If the magistrate or municipal judge determines in a noncapital case that the defendant’s release on his own recognizance would not reasonably assure his appearance, or would result in unreasonable danger to the community, the defendant still has a constitutional right to bail, but the judge may impose any one or more of the conditions listed in §17-15-10:
(a) require the execution of a bond with good and sufficient sureties;
(b) place the accused in the custody of a designated person or organization agreeing to supervise him;
(c) place restrictions on the travel, association or place of abode of the accused during the period of release; and
(d) impose any other condition deemed reasonably necessary to assure appearance, including a condition that the person return to custody after specified hours.
If the magistrate or municipal judge finds that an unconditional release would create an unreasonable risk of flight or would create a risk to the community, and also finds that a secured bond is the best condition suited for the case, the defendant may come up with one of several kinds of security which the judge must accept. The defendant may obtain a commercial security, or he may find friends or relatives who can act as surety for him.
A magistrate or municipal judge may accept a real property interest as security for a bail bond. The defendant may be permitted to deposit cash or negotiable securities, such as a certified check, equal to the amount of the bond. State v. Harrelson, 211 S.C. 11, 43 S.E.2d 593 (1947). “South Carolina does not permit any judge to require that bond be in cash.” 1973 S. C. Op. Atty. Gen. 55. In cases of state or municipal motor vehicle violations, §17-15-230 requires that a magistrate or municipal judge accept, in lieu of cash bail or bond, guaranteed arrest bond certificates, in an amount not to exceed $1,500, issued by an automobile club or association. However, these certificates are unacceptable when the offense is driving under the influence of intoxicating liquors or drugs or for a felony.
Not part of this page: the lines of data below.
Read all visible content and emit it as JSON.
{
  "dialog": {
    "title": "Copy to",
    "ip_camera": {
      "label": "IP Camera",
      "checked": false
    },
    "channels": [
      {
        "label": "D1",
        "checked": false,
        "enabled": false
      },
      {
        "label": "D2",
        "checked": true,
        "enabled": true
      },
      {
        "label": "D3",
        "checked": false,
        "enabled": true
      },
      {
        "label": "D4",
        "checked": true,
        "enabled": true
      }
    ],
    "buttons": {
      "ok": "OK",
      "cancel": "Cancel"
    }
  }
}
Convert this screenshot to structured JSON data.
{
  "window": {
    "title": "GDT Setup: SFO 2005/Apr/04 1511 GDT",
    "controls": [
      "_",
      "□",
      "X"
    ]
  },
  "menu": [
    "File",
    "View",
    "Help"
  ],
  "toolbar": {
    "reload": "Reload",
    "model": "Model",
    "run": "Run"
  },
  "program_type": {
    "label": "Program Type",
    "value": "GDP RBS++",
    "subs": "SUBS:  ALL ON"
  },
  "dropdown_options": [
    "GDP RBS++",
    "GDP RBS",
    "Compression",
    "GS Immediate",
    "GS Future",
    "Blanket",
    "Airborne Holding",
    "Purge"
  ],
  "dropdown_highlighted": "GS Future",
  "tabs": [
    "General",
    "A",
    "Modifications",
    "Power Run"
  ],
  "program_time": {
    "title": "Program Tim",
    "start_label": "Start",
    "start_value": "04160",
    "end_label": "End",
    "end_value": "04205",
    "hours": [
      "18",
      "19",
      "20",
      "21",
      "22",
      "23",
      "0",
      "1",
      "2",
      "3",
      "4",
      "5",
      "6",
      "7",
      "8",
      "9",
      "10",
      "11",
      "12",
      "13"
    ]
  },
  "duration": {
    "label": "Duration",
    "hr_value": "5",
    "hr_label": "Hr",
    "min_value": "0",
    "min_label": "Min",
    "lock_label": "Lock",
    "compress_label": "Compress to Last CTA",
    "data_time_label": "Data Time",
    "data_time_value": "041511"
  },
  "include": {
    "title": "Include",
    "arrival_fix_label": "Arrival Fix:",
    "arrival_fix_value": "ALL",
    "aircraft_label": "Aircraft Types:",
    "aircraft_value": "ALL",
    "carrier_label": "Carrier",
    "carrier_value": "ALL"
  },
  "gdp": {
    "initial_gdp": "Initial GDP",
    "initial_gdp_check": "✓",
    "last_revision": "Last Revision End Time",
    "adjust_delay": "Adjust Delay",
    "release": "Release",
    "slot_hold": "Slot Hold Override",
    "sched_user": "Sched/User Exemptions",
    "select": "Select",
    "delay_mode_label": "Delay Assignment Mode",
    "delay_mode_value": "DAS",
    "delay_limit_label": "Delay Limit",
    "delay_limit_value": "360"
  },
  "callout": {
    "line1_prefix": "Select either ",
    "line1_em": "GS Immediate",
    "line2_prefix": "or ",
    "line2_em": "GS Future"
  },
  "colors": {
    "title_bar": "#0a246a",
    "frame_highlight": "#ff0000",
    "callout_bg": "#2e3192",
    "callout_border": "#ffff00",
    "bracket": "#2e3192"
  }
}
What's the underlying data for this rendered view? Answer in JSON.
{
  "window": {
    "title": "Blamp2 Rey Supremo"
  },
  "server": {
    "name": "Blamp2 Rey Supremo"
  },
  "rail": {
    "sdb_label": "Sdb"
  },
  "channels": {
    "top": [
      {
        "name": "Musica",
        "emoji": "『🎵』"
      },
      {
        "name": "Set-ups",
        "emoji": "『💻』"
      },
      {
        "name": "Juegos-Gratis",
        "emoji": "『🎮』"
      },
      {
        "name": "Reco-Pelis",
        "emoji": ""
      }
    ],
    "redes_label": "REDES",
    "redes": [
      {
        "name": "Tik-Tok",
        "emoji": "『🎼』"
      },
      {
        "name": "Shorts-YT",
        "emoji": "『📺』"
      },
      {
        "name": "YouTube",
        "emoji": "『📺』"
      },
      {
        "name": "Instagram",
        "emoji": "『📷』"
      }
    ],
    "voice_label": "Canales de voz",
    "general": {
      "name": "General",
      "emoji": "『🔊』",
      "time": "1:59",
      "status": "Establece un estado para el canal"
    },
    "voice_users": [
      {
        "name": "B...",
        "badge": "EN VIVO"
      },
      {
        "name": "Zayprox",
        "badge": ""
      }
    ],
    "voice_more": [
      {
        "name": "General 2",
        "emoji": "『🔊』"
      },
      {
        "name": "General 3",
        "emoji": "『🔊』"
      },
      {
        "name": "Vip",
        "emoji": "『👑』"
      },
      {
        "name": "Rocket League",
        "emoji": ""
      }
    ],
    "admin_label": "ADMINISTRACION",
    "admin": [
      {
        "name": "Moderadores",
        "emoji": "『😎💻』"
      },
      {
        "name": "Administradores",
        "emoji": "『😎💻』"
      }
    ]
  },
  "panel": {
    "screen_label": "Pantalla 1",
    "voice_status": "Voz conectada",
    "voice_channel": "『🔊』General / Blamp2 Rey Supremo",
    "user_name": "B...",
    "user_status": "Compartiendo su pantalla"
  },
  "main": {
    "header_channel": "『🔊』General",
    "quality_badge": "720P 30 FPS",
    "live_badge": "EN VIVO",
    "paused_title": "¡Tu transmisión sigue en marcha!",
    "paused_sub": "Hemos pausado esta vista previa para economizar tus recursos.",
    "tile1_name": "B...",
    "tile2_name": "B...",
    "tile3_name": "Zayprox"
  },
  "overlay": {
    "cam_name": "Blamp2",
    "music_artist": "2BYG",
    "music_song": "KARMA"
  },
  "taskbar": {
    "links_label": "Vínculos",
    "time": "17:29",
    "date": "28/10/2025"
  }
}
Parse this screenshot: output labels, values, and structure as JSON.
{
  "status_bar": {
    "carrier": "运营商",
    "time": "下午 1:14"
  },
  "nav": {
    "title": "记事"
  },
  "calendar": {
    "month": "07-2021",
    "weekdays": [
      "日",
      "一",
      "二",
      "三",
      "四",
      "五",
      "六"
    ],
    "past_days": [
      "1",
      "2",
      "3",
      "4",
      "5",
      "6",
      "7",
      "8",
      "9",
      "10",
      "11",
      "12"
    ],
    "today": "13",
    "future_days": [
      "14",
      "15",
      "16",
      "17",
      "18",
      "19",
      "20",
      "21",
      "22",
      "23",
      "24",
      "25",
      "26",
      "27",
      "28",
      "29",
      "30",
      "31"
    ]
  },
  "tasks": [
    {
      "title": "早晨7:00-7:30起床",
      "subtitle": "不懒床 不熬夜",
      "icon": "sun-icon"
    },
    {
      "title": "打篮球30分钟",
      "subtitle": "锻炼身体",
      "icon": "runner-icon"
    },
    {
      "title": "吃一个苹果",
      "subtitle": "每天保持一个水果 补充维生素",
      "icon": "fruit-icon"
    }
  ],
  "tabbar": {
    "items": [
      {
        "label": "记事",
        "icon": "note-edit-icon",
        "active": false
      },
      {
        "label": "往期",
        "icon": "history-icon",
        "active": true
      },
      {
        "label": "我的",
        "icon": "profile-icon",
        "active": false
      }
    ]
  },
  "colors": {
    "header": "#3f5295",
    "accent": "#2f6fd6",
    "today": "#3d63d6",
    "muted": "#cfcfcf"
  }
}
§14-1-214 authorizes the payment of fines, fees, assessments, court costs, and surcharges by credit card or debit card. This authority would include bond payments. That statute authorizes the imposition of a fee, which may be retained by the County, for processing payment by credit card. The fee should not exceed the amount to wholly offset the cost of processing the credit card payment.
The Lovely Law Firm can represent you or your loved one during bond hearings in Myrtle Beach and all Horry County Courts. Ensuring a reasonable bond allows the accused freedom while his or her case is pending in Myrtle Beach or Conway. 843-839-4111The Lovely Law Firm, 804 N Oak Street, Myrtle Beach, SC 29577, (843) 839-4111